Stuck for several hours in the BA lounge at Geneva airport one evening last week thanks to French air traffic controllers, I used the time to catch up on that day’s newspapers.
An article in the Daily Telegraph caught my eye and I’ve been mulling it over since. It was a tribute by Max Davidson to the BBC Radio newsreader Rory Morrison who died recently.
Max Davidson highlights one crucial factor about radio broadcasting – that it’s a far more intimate medium than television. Gifted radio broadcasters like Rory Morrison – in news, sport and many other areas – understand this. Describing some of them, Max Davidson writes:
They brought such conversational ease to the microphone that listeners felt part of the conversation.
On radio you have fewer distractions than on TV… like pictures. The words of the broadcaster carry straight to the listener. As Max Davidson says:
You can’t fake it on the radio. It is a much less forgiving medium in that respect than television. If you are being arch, or showing off, or simply trying too hard, the listeners will smell you out in seconds. The knack is to speak without strain or affectation, as if telephoning a friend.
I once learned this lesson the hard way.
When based in Brussels for the BBC, I once wrote a despatch on a EU story, filed it to London and then jumped in a taxi to the airport to catch a plane to Munich. Awaiting me there was a blistering message from my foreign editor lacerating me for one phrase I had used in my dispatch, namely my reference to the “ongoing European situation”. He told me the phrase “is not worthy of us”. He was absolutely right. My words were complete twaddle and bore all the hallmarks of the “strain and affectation” that Max Davidson refers to. Nobody would use such a phrase while having a chin-wag in the Dog and Duck.
I’d clearly forgotten what I’d been taught as a trainee broadcast journalist.
How to write for and broadcast on radio was driven into me by senior editors when I first worked in the radio newsroom at Broadcasting House. On radio, words have to sound like natural speech or they die a death.
In those days we didn’t have computers in the BH newsroom. We had… typists.

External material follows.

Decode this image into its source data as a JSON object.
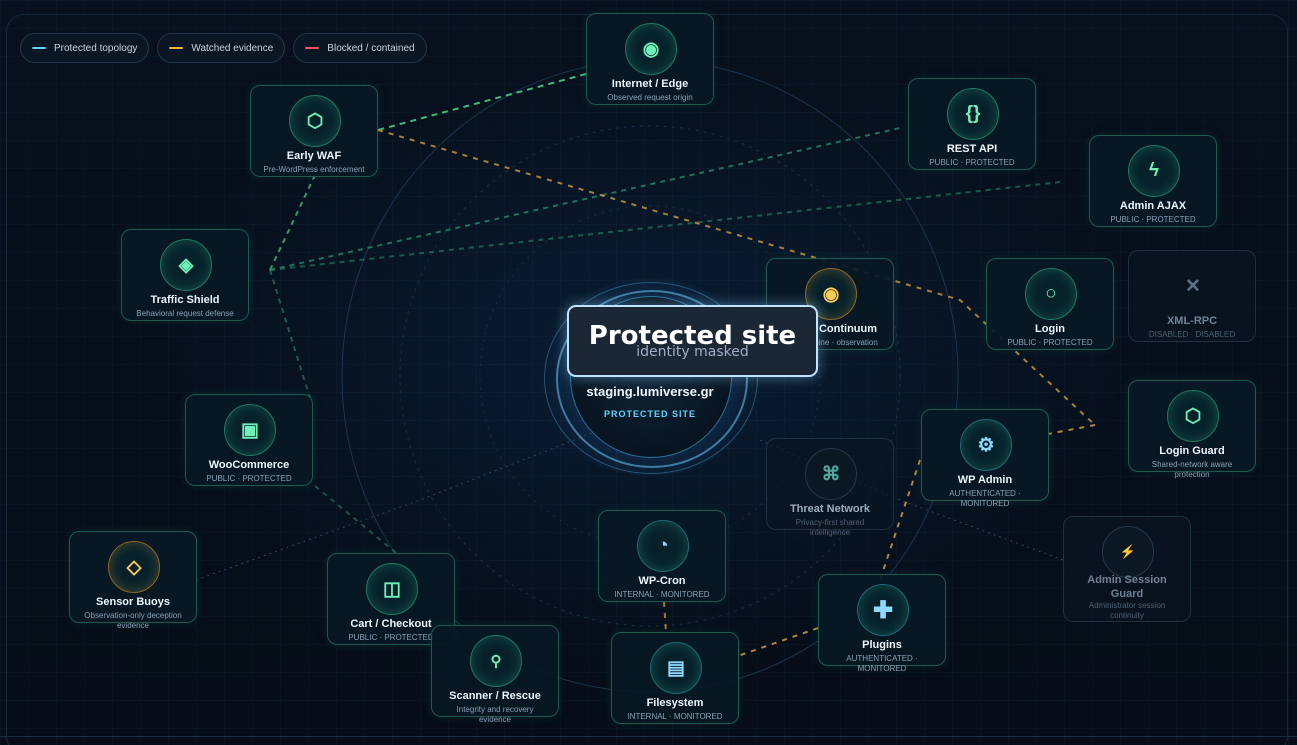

Two or three journalists shared one typist. It was to her that you dictated your news story (I can’t recall any male typists!).
Let’s say you were pulling together a story about an earthquake in Outer Mongolia. You would have in front of you some Reuters wire copy from Peking (as it was called in those days), maybe something from the BBC monitoring service in Caversham and possibly a statement from the Foreign Office with advice for any Brits in the earthquake zone.
The trick was to absorb in your head all the written information in front of you, push the copy to one side and then turn to your typist and tell her the story, just like phoning a friend as Max Davidson identifies in his article. If the typist (who would be typical of the average listener) didn’t understand what you were saying or regarded it as contorted, over-complicated or over-blown language, she would soon tell you.
Armed with easy-on-the-ear news writing, news readers like Rory Morrison and his colleagues on Radio 4 bring the story alive for the listener by delivering the news with that “unflustered professionalism” that Max Davidson mentions – i.e. natural-sounding words delivered by natural-sounding voices.
It’s something to be borne in mind not only by radio interviewers or presenters but also by anyone sitting on the other side of the studio table – the interviewee.
Too many interviewees regard their three or four minutes on the air as a platform from which they can pontificate. Very soon it starts sounding like a jargon-ridden PowerPoint presentation. This is not good radio. So, throw away your notes, don’t lecture the listener and just keep one person in mind while you are speaking. That’s whom you’re talking to. Would they understand you or want to listen to you? In other words, bring to your interview that same “conversational ease” that has distinguished our most talented radio broadcasters over the years.